Commentary: There’s little upside to Measure Y
Surveys confirm what we all know. Traffic is a worsening headache for people who live and drive in Newport Beach. Yet Measure Y does next to nothing to reduce existing or future traffic levels. If it passes, it will reduce average daily trips by less than 1% citywide at build-out, according to city estimates.
Traffic conditions will get worse whether Measure Y passes or fails. But if passed, it will increase traffic congestion in the Newport Center area, on Coast Highway and at key intersections — more than will the existing General Plan.
So why is it desirable to aggravate both current and future traffic conditions by adding further density to already-crowded and still-growing Newport Center?
Who benefits? Let’s guess.
I see no benefit to me as a car-driving resident. Income to the city with or without Measure Y is not worth debating. The city is in commendably sound financial shape and can continue to budget for timely improvements without relying on more development fees. We don’t have to accept more density to pay for these.
There is no urgent need to amend the General Plan. A better course would be to follow through with existing General Plan policies that call for tackling designated land use and circulation issues.
The ballot language describing Measure Y is deceptive. The ballot arguments favoring Measure Y send mixed messages and make dubious promises. The measure is unwarranted and should be defeated.

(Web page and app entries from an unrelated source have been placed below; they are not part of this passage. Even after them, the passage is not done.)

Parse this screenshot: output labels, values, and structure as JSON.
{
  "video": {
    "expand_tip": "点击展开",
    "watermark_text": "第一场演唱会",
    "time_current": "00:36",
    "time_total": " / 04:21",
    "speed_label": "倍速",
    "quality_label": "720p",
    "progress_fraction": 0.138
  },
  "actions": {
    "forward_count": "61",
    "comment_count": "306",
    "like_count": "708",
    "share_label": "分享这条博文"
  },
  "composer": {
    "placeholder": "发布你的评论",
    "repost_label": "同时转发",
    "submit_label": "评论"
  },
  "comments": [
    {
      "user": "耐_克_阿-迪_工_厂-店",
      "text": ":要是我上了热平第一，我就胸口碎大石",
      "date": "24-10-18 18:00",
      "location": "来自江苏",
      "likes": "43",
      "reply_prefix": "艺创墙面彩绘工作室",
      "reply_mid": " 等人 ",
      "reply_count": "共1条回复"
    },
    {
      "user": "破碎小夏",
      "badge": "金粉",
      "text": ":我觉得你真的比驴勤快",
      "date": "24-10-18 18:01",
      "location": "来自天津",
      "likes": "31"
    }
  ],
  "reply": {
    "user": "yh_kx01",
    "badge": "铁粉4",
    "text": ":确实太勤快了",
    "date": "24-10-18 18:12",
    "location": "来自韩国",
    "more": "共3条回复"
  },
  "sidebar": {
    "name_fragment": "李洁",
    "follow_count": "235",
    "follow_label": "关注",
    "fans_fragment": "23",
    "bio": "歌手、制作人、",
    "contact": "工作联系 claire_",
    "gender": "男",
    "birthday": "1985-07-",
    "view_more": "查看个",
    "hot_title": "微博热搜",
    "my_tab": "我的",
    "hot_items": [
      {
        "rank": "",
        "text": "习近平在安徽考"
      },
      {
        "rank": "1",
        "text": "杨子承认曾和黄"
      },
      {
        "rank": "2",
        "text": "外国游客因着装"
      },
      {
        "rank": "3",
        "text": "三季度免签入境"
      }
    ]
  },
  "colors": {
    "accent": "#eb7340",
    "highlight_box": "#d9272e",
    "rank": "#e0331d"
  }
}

BOB SHELTON is a former Newport Beach city manager and City Council member.